[Start of section]
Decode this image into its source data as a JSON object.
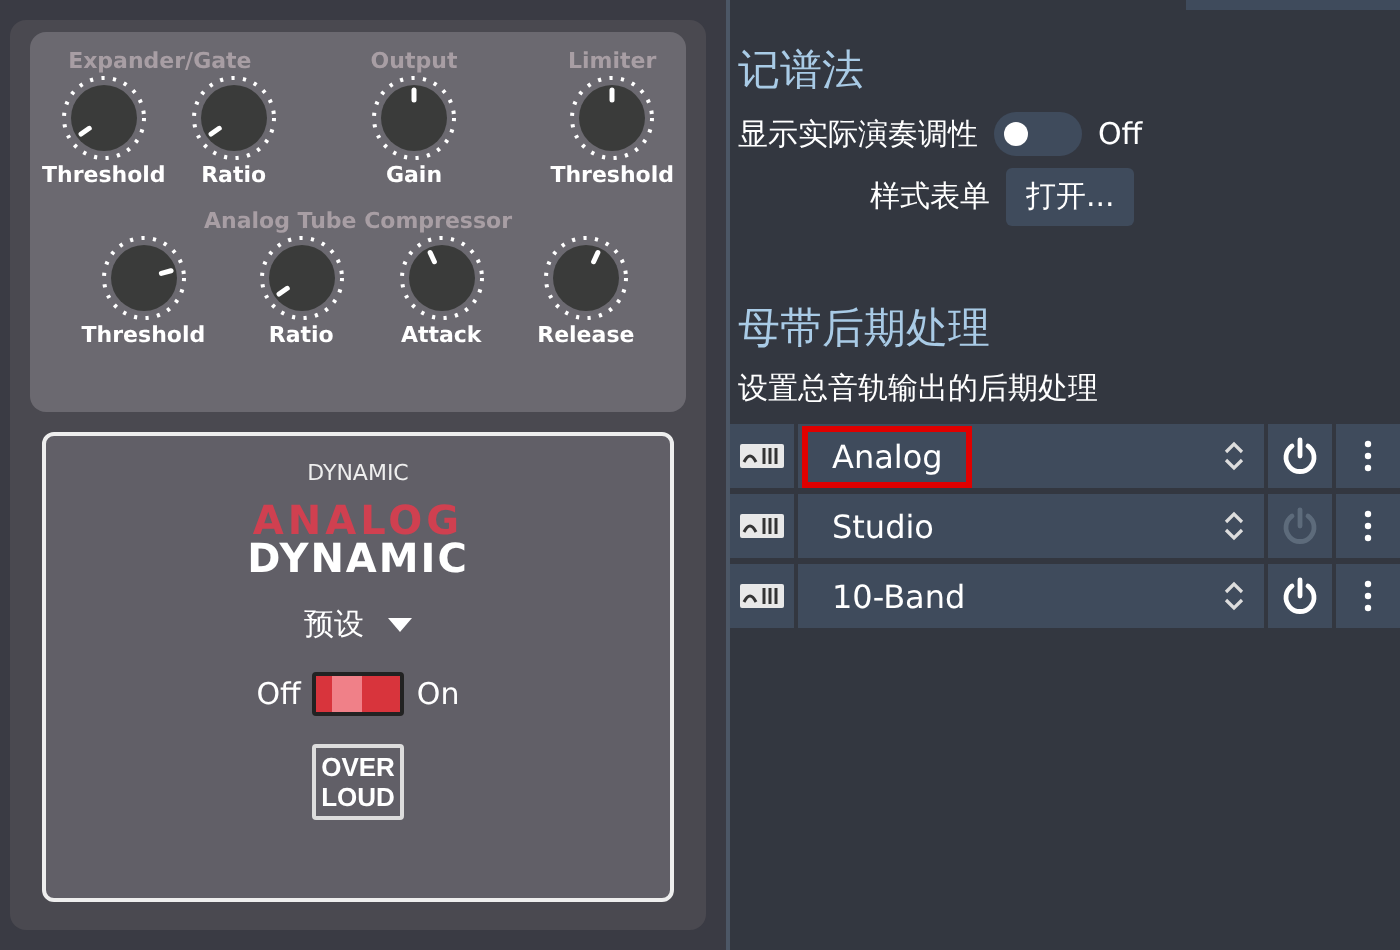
{
  "plugin": {
    "groups": [
      {
        "title": "Expander/Gate",
        "knobs": [
          {
            "label": "Threshold"
          },
          {
            "label": "Ratio"
          }
        ]
      },
      {
        "title": "Output",
        "knobs": [
          {
            "label": "Gain"
          }
        ]
      },
      {
        "title": "Limiter",
        "knobs": [
          {
            "label": "Threshold"
          }
        ]
      }
    ],
    "compressor": {
      "title": "Analog Tube Compressor",
      "knobs": [
        {
          "label": "Threshold"
        },
        {
          "label": "Ratio"
        },
        {
          "label": "Attack"
        },
        {
          "label": "Release"
        }
      ]
    },
    "card": {
      "caption": "DYNAMIC",
      "logo_top": "ANALOG",
      "logo_bottom": "DYNAMIC",
      "preset": "预设",
      "off_label": "Off",
      "on_label": "On",
      "on": true,
      "badge_top": "OVER",
      "badge_bottom": "LOUD"
    }
  },
  "notation": {
    "heading": "记谱法",
    "toggle_label": "显示实际演奏调性",
    "toggle_on": false,
    "toggle_state": "Off",
    "style_label": "样式表单",
    "style_button": "打开..."
  },
  "mastering": {
    "heading": "母带后期处理",
    "description": "设置总音轨输出的后期处理",
    "rows": [
      {
        "name": "Analog",
        "selected": true,
        "on": true
      },
      {
        "name": "Studio",
        "selected": false,
        "on": false
      },
      {
        "name": "10-Band",
        "selected": false,
        "on": true
      }
    ]
  }
}
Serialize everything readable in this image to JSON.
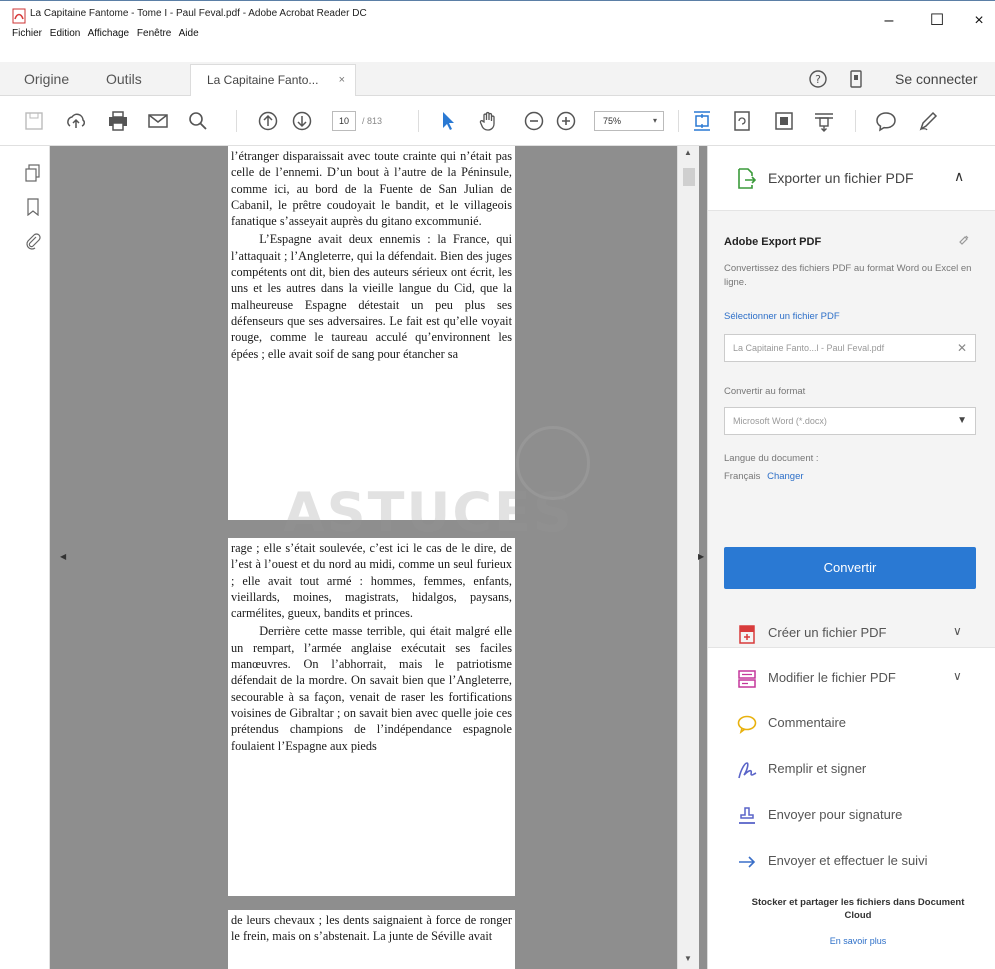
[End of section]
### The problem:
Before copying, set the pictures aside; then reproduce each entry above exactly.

### Result below:
Decode this image into its source data as a JSON object.
{
  "plugin": {
    "groups": [
      {
        "title": "Expander/Gate",
        "knobs": [
          {
            "label": "Threshold"
          },
          {
            "label": "Ratio"
          }
        ]
      },
      {
        "title": "Output",
        "knobs": [
          {
            "label": "Gain"
          }
        ]
      },
      {
        "title": "Limiter",
        "knobs": [
          {
            "label": "Threshold"
          }
        ]
      }
    ],
    "compressor": {
      "title": "Analog Tube Compressor",
      "knobs": [
        {
          "label": "Threshold"
        },
        {
          "label": "Ratio"
        },
        {
          "label": "Attack"
        },
        {
          "label": "Release"
        }
      ]
    },
    "card": {
      "caption": "DYNAMIC",
      "logo_top": "ANALOG",
      "logo_bottom": "DYNAMIC",
      "preset": "预设",
      "off_label": "Off",
      "on_label": "On",
      "on": true,
      "badge_top": "OVER",
      "badge_bottom": "LOUD"
    }
  },
  "notation": {
    "heading": "记谱法",
    "toggle_label": "显示实际演奏调性",
    "toggle_on": false,
    "toggle_state": "Off",
    "style_label": "样式表单",
    "style_button": "打开..."
  },
  "mastering": {
    "heading": "母带后期处理",
    "description": "设置总音轨输出的后期处理",
    "rows": [
      {
        "name": "Analog",
        "selected": true,
        "on": true
      },
      {
        "name": "Studio",
        "selected": false,
        "on": false
      },
      {
        "name": "10-Band",
        "selected": false,
        "on": true
      }
    ]
  }
}
Serialize everything readable in this image to JSON.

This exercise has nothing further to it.